=== Data to examine ===
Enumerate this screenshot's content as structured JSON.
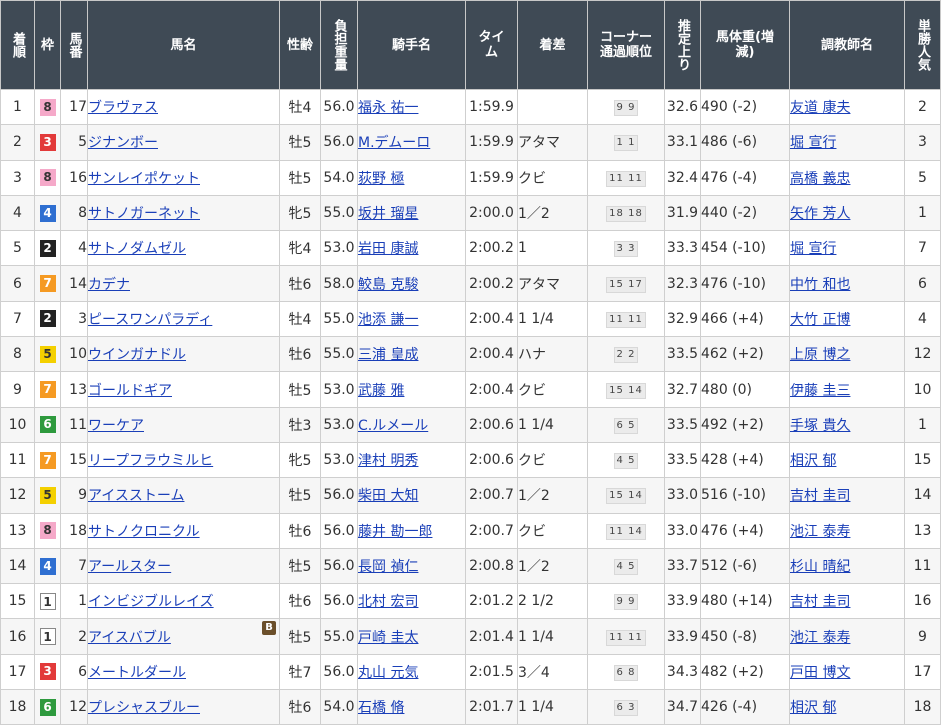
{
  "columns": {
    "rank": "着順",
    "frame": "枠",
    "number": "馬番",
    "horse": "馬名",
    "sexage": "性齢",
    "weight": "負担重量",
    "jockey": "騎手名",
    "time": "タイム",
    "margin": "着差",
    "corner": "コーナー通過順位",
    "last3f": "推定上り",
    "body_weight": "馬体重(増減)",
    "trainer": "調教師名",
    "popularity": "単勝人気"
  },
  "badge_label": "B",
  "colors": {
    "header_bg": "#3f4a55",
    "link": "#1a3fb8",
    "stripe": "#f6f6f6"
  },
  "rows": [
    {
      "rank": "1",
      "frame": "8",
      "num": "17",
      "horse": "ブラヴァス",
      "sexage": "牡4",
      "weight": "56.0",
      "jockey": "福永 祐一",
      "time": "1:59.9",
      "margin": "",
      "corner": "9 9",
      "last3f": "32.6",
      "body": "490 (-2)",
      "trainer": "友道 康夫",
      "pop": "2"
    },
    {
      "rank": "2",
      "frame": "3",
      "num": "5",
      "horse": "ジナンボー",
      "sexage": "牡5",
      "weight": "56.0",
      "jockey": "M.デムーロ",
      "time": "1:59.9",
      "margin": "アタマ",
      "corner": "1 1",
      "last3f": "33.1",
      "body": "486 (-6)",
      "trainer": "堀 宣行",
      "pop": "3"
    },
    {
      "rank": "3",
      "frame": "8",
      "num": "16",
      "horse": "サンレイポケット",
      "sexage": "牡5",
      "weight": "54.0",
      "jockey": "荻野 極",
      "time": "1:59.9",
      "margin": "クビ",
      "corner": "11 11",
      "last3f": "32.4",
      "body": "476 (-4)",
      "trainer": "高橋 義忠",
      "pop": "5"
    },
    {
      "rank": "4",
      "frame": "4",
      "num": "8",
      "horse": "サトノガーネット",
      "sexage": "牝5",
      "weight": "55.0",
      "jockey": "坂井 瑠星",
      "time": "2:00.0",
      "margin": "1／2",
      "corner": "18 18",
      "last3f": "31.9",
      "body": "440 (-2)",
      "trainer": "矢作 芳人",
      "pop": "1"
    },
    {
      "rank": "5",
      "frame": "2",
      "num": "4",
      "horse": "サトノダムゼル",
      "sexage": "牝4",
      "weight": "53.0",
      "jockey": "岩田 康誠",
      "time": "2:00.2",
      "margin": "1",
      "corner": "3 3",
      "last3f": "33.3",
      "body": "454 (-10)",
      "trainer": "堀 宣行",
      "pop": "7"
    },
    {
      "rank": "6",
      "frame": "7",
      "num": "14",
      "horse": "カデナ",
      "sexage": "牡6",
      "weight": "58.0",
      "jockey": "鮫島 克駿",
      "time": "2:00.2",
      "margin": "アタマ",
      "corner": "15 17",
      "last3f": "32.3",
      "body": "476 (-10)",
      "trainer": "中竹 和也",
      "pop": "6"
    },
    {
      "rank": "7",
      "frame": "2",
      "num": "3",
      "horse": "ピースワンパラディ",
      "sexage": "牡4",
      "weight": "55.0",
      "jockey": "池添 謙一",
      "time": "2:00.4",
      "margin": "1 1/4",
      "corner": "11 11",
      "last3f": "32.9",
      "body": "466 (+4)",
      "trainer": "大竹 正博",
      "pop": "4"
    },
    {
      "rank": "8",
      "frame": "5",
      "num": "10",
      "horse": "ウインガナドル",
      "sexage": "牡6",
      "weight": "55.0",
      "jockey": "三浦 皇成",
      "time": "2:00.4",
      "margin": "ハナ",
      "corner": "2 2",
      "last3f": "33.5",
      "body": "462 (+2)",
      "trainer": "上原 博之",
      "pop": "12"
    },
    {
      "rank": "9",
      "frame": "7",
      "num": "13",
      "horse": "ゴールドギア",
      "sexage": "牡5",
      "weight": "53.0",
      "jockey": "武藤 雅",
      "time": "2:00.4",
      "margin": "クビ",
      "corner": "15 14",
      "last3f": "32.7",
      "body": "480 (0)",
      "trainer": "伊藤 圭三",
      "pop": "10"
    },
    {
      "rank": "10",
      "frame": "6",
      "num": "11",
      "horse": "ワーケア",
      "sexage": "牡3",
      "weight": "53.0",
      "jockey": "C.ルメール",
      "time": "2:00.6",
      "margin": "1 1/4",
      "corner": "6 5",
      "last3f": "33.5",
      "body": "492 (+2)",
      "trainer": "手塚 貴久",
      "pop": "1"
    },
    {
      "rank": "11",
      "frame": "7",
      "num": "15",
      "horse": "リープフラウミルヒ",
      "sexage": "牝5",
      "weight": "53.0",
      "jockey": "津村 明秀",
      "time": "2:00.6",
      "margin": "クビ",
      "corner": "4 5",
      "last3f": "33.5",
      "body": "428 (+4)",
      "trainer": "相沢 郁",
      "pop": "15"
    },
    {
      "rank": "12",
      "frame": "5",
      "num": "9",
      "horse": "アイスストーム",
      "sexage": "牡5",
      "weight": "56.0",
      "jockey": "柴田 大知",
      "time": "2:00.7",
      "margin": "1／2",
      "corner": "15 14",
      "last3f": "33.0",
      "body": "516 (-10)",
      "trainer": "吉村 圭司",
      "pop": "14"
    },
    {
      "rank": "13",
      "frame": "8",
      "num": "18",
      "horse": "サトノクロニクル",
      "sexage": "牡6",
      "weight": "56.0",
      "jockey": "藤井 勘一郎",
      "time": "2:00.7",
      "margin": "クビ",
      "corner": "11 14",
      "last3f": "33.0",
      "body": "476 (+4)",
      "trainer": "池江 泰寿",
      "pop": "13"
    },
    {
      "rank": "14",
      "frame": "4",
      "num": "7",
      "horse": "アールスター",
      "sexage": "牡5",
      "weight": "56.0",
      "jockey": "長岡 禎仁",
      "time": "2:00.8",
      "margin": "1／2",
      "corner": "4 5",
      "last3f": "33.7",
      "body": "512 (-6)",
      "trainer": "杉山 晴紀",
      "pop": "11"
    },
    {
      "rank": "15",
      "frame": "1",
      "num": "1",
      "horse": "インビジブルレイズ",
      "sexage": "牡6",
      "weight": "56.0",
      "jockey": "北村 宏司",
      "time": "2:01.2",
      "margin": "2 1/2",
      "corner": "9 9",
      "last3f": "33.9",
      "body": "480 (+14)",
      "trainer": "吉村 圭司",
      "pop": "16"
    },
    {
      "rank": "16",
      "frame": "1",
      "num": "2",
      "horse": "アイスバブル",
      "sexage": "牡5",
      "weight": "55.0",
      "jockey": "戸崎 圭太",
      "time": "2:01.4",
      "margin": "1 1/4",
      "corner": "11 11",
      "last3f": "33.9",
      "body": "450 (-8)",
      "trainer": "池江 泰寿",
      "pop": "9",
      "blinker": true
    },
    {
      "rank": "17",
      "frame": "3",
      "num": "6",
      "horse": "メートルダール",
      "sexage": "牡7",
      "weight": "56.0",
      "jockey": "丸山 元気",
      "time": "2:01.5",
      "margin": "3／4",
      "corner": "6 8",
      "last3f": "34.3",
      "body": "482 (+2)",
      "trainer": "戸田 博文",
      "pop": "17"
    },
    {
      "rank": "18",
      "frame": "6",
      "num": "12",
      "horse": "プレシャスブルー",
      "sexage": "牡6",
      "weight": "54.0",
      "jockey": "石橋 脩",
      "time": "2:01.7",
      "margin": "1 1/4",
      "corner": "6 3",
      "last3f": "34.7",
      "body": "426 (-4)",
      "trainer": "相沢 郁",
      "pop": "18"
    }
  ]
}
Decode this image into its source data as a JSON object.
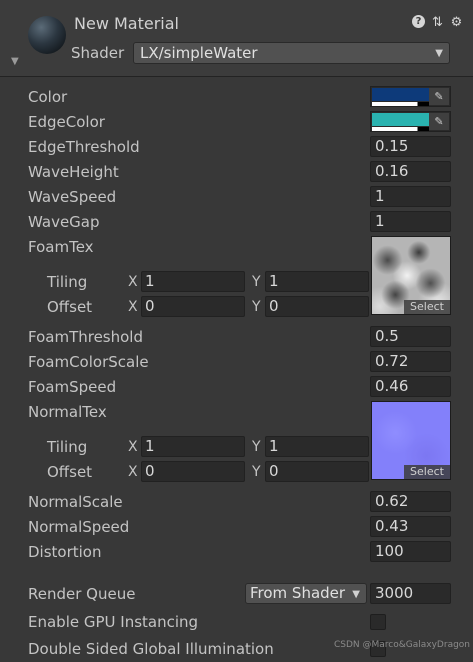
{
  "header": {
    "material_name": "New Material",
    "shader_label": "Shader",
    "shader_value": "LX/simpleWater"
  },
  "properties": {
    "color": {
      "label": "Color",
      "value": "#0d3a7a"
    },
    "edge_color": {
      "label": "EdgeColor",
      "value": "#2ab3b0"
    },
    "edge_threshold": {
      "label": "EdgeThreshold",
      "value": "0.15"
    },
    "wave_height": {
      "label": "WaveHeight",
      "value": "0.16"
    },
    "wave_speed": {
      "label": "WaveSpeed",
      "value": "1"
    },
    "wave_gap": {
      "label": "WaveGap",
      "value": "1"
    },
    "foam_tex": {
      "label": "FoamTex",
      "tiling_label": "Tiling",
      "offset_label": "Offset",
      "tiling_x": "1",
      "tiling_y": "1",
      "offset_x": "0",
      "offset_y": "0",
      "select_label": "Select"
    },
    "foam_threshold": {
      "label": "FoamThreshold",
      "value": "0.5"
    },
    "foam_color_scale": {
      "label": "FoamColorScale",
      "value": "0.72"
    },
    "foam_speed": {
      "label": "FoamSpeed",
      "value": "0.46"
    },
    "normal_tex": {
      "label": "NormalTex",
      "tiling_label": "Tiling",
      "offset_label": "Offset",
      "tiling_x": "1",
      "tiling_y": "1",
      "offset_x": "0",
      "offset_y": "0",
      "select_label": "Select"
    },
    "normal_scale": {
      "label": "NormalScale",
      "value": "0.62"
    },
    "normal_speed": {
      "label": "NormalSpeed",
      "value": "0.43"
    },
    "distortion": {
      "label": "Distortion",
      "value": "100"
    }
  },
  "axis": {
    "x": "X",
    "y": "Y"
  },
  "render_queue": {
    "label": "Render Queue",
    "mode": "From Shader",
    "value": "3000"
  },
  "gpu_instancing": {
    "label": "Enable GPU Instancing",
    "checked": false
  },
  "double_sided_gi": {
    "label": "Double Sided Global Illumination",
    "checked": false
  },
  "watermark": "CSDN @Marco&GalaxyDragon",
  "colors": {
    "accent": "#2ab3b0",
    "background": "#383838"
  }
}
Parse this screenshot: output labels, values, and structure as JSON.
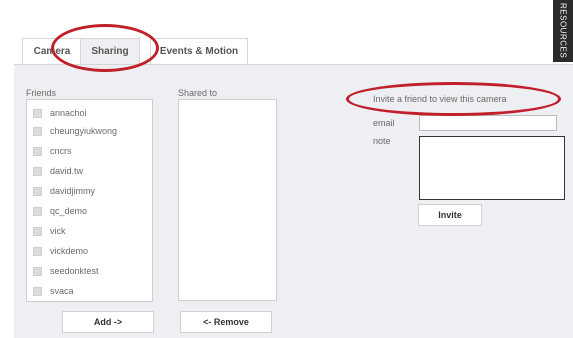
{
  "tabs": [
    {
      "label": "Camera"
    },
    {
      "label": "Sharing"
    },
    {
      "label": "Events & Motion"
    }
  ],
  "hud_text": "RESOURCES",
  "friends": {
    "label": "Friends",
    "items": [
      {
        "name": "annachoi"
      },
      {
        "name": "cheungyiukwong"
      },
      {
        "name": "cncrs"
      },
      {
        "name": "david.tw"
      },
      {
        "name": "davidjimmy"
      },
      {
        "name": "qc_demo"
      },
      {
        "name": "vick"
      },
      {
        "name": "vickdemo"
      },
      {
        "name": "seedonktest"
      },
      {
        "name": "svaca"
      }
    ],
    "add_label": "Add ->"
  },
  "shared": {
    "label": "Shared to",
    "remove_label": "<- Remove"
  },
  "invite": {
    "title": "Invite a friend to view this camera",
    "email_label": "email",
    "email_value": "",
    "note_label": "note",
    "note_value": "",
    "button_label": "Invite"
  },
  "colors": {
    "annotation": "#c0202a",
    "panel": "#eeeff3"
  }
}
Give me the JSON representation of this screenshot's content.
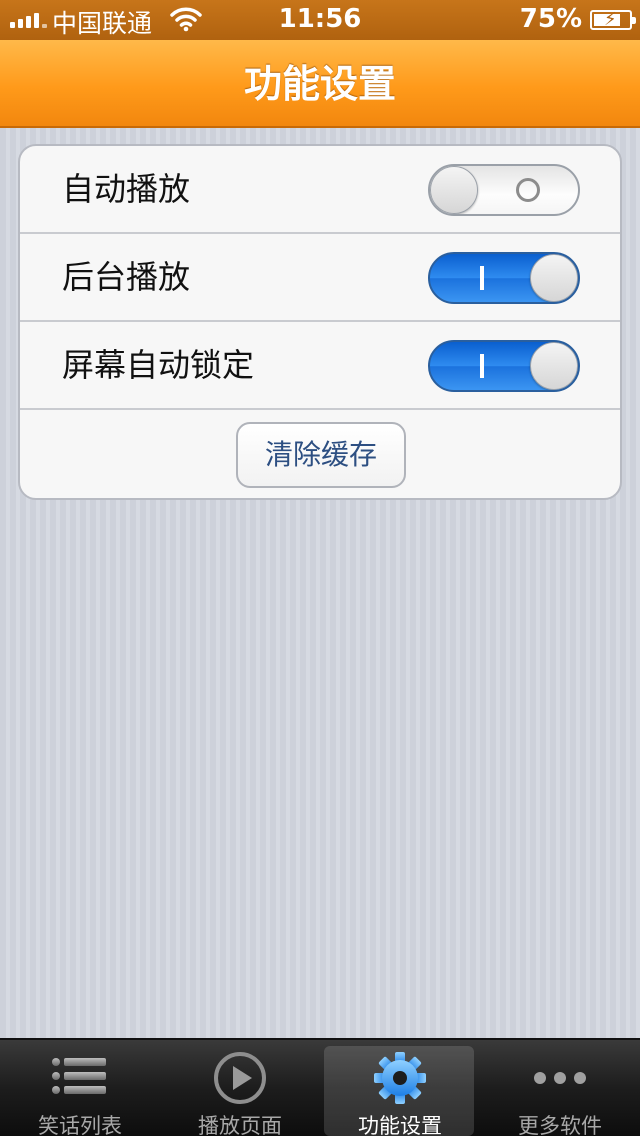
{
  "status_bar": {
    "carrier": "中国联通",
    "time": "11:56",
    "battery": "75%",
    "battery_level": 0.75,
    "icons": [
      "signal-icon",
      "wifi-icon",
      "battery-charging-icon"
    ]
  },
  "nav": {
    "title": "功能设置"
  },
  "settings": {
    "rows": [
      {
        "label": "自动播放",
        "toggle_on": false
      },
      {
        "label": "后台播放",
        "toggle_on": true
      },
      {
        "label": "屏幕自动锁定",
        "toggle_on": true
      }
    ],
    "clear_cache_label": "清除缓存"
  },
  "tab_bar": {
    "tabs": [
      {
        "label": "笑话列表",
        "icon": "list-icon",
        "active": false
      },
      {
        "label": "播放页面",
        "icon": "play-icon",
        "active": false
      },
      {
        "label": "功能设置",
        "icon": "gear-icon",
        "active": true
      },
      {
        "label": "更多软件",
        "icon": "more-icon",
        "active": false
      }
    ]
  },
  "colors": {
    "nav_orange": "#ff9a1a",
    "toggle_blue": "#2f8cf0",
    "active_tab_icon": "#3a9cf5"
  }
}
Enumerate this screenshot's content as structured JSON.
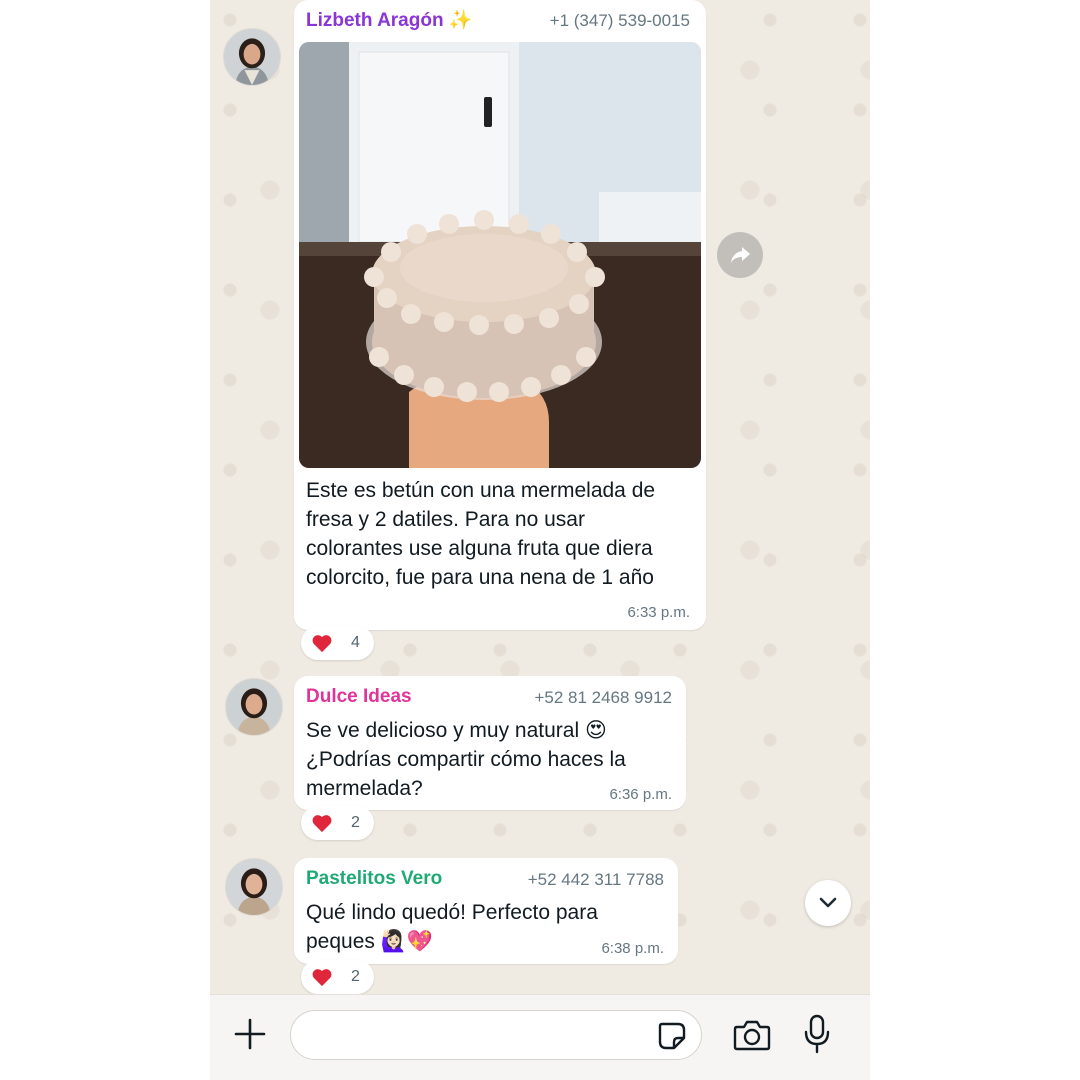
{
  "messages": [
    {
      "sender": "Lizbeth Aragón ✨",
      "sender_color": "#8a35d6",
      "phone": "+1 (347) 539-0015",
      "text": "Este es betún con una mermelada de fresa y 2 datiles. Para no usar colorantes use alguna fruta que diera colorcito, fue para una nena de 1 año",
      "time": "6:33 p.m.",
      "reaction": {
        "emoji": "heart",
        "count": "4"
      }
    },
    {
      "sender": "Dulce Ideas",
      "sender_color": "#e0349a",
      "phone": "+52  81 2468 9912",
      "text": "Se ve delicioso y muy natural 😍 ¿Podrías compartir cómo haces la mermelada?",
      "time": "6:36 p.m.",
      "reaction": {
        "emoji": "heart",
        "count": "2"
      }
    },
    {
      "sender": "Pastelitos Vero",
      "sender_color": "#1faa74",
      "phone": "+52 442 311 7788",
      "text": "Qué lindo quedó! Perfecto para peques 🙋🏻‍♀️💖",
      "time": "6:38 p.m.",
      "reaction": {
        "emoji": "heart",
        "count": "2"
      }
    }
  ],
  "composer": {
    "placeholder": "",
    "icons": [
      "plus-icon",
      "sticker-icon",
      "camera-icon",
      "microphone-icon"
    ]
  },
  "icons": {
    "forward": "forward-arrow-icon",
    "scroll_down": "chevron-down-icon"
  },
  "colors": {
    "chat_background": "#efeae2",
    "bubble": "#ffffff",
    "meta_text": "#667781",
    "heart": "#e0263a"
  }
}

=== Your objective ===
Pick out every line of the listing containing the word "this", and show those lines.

=== Response ===
Enumerate this screenshot's content as structured JSON.
Decode this image into its source data as a JSON object.
Parse this screenshot: output labels, values, and structure as JSON.
    "title": "Invite a friend to view this camera",
Give me the JSON representation of this screenshot's content.
Enumerate this screenshot's content as structured JSON.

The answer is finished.